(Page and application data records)
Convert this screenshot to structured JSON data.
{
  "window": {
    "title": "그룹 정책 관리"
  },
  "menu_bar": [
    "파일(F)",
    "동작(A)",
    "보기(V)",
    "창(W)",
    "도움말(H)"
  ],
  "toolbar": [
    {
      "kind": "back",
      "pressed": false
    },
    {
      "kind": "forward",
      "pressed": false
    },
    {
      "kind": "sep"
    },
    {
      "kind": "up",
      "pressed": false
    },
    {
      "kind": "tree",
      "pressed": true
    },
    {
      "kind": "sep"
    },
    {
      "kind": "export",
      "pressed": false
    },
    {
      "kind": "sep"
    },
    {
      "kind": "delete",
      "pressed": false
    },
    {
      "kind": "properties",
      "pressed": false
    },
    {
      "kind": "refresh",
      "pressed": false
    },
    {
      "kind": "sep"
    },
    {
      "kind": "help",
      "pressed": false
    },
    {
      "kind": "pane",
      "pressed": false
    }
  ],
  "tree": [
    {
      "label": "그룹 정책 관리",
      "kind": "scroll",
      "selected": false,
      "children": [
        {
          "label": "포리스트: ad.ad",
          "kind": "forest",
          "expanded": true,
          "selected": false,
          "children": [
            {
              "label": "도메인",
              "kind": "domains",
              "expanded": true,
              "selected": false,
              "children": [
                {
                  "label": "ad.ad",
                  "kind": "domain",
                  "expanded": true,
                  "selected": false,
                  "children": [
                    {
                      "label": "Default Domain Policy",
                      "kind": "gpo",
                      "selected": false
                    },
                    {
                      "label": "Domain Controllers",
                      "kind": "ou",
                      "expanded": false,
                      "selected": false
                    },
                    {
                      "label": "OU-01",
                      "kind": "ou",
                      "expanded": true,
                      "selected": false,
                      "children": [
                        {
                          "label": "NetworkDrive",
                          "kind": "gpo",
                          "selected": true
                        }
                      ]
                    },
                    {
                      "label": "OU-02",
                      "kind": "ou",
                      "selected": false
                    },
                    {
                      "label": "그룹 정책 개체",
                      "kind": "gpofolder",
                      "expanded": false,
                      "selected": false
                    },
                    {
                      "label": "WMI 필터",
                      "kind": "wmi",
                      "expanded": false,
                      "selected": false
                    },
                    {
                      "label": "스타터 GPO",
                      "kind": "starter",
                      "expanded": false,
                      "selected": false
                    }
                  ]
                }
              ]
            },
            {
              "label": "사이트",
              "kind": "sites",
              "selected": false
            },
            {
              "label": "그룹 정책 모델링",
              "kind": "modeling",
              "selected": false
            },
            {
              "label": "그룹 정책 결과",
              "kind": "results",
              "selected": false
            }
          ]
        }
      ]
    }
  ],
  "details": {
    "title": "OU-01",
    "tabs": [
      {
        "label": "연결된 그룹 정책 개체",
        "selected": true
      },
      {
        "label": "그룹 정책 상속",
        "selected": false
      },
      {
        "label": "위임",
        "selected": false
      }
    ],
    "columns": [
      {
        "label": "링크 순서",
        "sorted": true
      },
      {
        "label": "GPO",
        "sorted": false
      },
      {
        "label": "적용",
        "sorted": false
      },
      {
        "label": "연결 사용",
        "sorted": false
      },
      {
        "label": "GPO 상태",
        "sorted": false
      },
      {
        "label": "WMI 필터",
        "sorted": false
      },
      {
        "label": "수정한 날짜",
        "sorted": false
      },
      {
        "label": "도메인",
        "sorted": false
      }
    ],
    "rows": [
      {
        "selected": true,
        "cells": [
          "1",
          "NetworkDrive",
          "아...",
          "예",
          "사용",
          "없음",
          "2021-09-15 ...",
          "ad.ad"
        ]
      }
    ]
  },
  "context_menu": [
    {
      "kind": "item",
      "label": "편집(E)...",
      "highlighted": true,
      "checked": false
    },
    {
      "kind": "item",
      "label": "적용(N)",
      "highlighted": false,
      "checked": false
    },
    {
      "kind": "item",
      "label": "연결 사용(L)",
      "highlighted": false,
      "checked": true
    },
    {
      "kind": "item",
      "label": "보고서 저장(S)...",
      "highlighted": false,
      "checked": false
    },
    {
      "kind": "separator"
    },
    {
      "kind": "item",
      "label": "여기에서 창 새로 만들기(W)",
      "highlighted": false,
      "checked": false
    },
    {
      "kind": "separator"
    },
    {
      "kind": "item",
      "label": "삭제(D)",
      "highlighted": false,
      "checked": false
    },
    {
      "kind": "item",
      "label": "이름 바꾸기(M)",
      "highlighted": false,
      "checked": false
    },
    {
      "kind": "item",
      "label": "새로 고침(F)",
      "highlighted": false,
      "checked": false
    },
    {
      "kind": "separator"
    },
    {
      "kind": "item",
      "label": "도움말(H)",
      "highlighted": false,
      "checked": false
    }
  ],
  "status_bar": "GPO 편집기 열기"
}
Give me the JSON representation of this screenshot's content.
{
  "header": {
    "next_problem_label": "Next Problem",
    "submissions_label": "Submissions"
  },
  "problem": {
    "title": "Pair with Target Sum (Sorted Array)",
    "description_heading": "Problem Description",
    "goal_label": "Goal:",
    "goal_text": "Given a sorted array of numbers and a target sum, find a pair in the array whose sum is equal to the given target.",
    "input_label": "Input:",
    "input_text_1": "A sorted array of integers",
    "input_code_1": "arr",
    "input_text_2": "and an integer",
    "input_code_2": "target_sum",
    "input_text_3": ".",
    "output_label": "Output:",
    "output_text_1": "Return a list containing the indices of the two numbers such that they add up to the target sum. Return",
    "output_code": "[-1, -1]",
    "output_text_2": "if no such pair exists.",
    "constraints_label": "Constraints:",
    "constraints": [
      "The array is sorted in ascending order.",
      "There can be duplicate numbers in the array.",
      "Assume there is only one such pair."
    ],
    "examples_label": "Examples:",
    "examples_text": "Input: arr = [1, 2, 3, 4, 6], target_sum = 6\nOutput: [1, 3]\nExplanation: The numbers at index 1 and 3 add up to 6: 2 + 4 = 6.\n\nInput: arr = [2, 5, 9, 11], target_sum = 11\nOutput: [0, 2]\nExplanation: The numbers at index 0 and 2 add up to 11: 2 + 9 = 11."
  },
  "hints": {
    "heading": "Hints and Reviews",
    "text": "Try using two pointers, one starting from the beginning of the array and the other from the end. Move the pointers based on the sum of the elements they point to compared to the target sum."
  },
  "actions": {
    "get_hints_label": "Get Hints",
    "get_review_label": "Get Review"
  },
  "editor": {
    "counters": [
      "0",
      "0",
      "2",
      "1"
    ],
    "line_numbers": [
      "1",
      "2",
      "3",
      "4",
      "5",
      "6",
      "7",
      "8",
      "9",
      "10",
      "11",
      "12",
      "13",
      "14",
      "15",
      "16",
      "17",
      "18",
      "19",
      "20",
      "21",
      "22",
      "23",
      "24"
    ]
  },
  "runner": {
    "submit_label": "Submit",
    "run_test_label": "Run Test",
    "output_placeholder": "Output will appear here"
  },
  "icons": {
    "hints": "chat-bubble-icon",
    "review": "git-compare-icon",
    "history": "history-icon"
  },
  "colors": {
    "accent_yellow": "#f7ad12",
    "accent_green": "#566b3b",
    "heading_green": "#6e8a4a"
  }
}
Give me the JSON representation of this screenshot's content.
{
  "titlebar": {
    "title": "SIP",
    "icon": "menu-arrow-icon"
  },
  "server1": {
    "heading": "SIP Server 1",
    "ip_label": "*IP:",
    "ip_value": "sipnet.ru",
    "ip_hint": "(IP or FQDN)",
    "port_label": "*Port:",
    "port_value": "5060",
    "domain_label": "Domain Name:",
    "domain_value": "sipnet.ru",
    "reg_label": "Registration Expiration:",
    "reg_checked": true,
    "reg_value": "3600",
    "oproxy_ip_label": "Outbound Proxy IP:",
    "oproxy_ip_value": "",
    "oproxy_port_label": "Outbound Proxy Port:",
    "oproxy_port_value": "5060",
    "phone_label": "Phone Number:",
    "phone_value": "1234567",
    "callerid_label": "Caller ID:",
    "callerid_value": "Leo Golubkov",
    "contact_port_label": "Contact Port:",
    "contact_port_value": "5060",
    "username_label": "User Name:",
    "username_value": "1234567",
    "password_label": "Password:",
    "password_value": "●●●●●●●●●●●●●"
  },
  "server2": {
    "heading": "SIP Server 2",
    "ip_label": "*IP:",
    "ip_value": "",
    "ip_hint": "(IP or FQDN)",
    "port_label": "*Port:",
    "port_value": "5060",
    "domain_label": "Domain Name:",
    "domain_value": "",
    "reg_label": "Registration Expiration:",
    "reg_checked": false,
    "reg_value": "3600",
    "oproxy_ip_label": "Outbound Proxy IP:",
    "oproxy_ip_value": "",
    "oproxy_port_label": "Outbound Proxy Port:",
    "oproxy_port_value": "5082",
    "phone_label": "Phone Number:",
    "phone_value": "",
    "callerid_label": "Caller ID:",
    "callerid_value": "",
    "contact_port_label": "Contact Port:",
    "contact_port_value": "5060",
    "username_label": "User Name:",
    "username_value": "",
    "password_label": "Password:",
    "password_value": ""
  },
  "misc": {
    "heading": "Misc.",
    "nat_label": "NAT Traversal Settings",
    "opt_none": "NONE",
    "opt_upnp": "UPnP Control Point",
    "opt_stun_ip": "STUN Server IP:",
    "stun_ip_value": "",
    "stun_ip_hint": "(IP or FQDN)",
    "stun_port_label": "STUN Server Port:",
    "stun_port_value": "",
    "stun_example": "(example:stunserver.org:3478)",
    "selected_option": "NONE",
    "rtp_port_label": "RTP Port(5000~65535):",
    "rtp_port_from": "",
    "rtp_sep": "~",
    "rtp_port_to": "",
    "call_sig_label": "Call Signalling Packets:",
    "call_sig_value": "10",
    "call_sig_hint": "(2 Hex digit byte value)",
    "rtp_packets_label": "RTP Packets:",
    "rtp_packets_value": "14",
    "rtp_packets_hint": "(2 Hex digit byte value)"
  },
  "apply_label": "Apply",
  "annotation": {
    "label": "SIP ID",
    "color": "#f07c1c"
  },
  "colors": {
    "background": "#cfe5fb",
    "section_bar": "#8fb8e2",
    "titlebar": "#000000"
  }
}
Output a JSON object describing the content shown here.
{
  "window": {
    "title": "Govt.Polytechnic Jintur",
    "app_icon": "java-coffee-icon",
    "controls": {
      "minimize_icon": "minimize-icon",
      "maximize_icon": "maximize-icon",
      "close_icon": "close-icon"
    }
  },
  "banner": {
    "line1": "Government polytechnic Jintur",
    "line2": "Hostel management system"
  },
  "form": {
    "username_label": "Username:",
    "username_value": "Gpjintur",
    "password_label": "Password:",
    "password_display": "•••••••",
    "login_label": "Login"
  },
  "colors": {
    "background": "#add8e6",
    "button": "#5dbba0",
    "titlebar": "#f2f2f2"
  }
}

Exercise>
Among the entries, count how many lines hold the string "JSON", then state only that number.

Solution for this exercise>
4